Scan the data for "face" and copy each matching line.
Segment Start: Information
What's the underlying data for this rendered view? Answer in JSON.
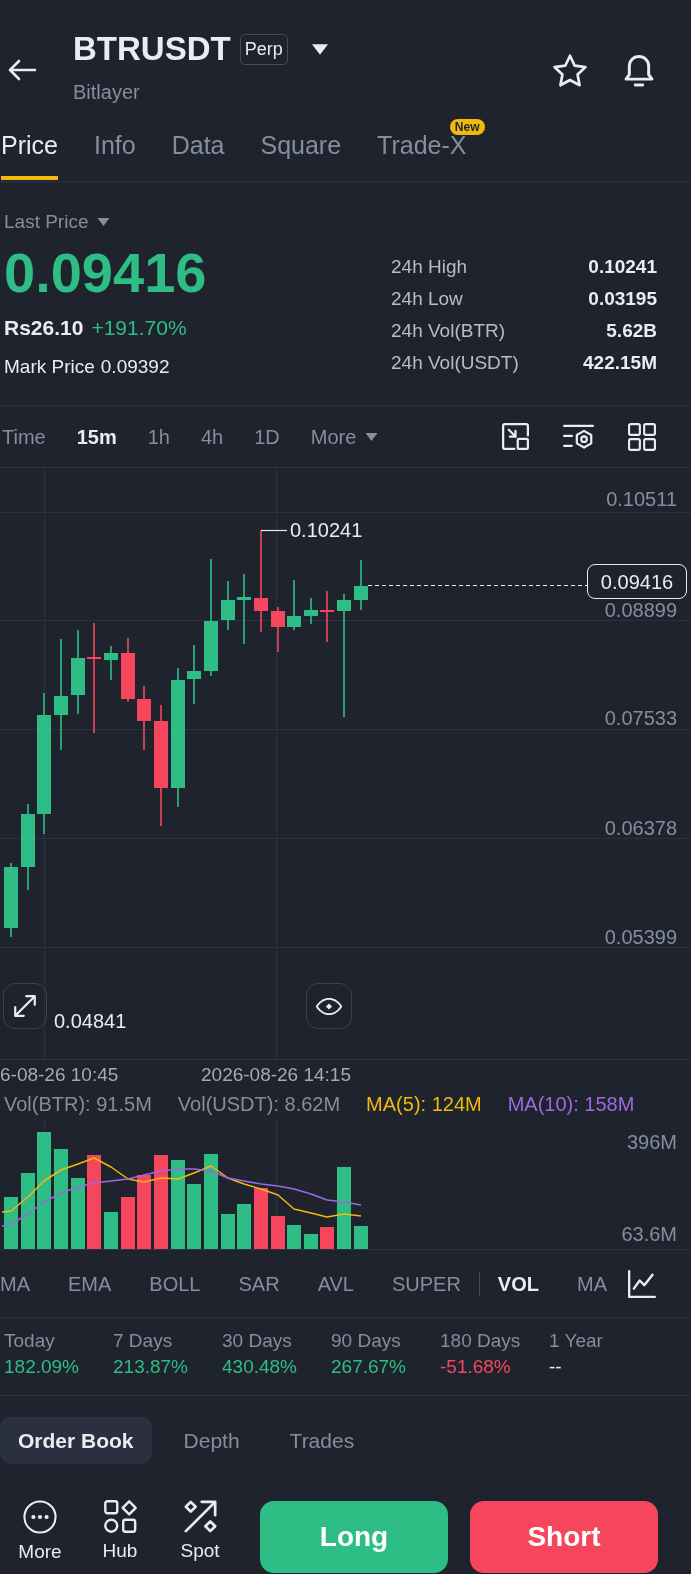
{
  "header": {
    "title": "BTRUSDT",
    "badge": "Perp",
    "subtitle": "Bitlayer"
  },
  "tabs": [
    {
      "label": "Price",
      "selected": true
    },
    {
      "label": "Info",
      "selected": false
    },
    {
      "label": "Data",
      "selected": false
    },
    {
      "label": "Square",
      "selected": false
    },
    {
      "label": "Trade-X",
      "selected": false,
      "badge": "New"
    }
  ],
  "price": {
    "type": "Last Price",
    "last": "0.09416",
    "fiat": "Rs26.10",
    "change": "+191.70%",
    "mark_label": "Mark Price",
    "mark": "0.09392"
  },
  "stats": [
    {
      "label": "24h High",
      "value": "0.10241"
    },
    {
      "label": "24h Low",
      "value": "0.03195"
    },
    {
      "label": "24h Vol(BTR)",
      "value": "5.62B"
    },
    {
      "label": "24h Vol(USDT)",
      "value": "422.15M"
    }
  ],
  "intervals": [
    {
      "label": "Time",
      "kind": "option",
      "selected": false
    },
    {
      "label": "15m",
      "kind": "option",
      "selected": true
    },
    {
      "label": "1h",
      "kind": "option",
      "selected": false
    },
    {
      "label": "4h",
      "kind": "option",
      "selected": false
    },
    {
      "label": "1D",
      "kind": "option",
      "selected": false
    },
    {
      "label": "More",
      "kind": "menu",
      "selected": false
    }
  ],
  "chart": {
    "y_labels": [
      "0.10511",
      "0.08899",
      "0.07533",
      "0.06378",
      "0.05399"
    ],
    "high": "0.10241",
    "low": "0.04841",
    "last": "0.09416",
    "x_labels": [
      "6-08-26 10:45",
      "2026-08-26 14:15"
    ]
  },
  "volume": {
    "legend": [
      {
        "text": "Vol(BTR): 91.5M",
        "color": "#848e9c"
      },
      {
        "text": "Vol(USDT): 8.62M",
        "color": "#848e9c"
      },
      {
        "text": "MA(5): 124M",
        "color": "#f0b90b"
      },
      {
        "text": "MA(10): 158M",
        "color": "#9c6ade"
      }
    ],
    "y_labels": [
      "396M",
      "63.6M"
    ]
  },
  "indicators": {
    "main": [
      {
        "label": "MA",
        "selected": false
      },
      {
        "label": "EMA",
        "selected": false
      },
      {
        "label": "BOLL",
        "selected": false
      },
      {
        "label": "SAR",
        "selected": false
      },
      {
        "label": "AVL",
        "selected": false
      },
      {
        "label": "SUPER",
        "selected": false
      }
    ],
    "sub": [
      {
        "label": "VOL",
        "selected": true
      },
      {
        "label": "MA",
        "selected": false
      }
    ]
  },
  "performance": [
    {
      "period": "Today",
      "value": "182.09%",
      "color": "#2ebd85"
    },
    {
      "period": "7 Days",
      "value": "213.87%",
      "color": "#2ebd85"
    },
    {
      "period": "30 Days",
      "value": "430.48%",
      "color": "#2ebd85"
    },
    {
      "period": "90 Days",
      "value": "267.67%",
      "color": "#2ebd85"
    },
    {
      "period": "180 Days",
      "value": "-51.68%",
      "color": "#f6465d"
    },
    {
      "period": "1 Year",
      "value": "--",
      "color": "#eaecef"
    }
  ],
  "book_tabs": [
    {
      "label": "Order Book",
      "selected": true
    },
    {
      "label": "Depth",
      "selected": false
    },
    {
      "label": "Trades",
      "selected": false
    }
  ],
  "nav": [
    {
      "label": "More"
    },
    {
      "label": "Hub"
    },
    {
      "label": "Spot"
    }
  ],
  "actions": [
    {
      "label": "Long",
      "kind": "long"
    },
    {
      "label": "Short",
      "kind": "short"
    }
  ]
}
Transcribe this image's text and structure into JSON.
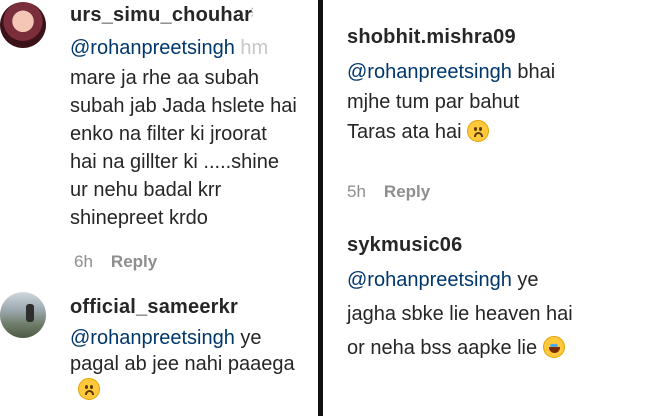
{
  "left": {
    "comment1": {
      "username": "urs_simu_chouhar",
      "mention": "@rohanpreetsingh",
      "mention_suffix": "hm",
      "lines": [
        "mare ja rhe aa subah",
        "subah jab Jada hslete hai",
        "enko na filter ki jroorat",
        "hai na gillter ki .....shine",
        "ur nehu badal krr",
        "shinepreet krdo"
      ],
      "time": "6h",
      "reply": "Reply"
    },
    "comment2": {
      "username": "official_sameerkr",
      "mention": "@rohanpreetsingh",
      "line1_suffix": "ye",
      "line2": "pagal ab jee nahi paaega",
      "emoji": "sad-face-emoji"
    }
  },
  "right": {
    "comment1": {
      "username": "shobhit.mishra09",
      "mention": "@rohanpreetsingh",
      "mention_suffix": "bhai",
      "line2": "mjhe tum par bahut",
      "line3": "Taras ata hai",
      "emoji": "sad-face-emoji",
      "time": "5h",
      "reply": "Reply"
    },
    "comment2": {
      "username": "sykmusic06",
      "mention": "@rohanpreetsingh",
      "mention_suffix": "ye",
      "line2": "jagha sbke lie heaven hai",
      "line3": "or neha bss aapke lie",
      "emoji": "laughing-tears-emoji"
    }
  },
  "colors": {
    "mention": "#00376b",
    "text": "#262626",
    "meta": "#8e8e8e",
    "divider": "#111111"
  }
}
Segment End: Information
■ Task result:
      "emoji": "sad-face-emoji"
      "emoji": "sad-face-emoji",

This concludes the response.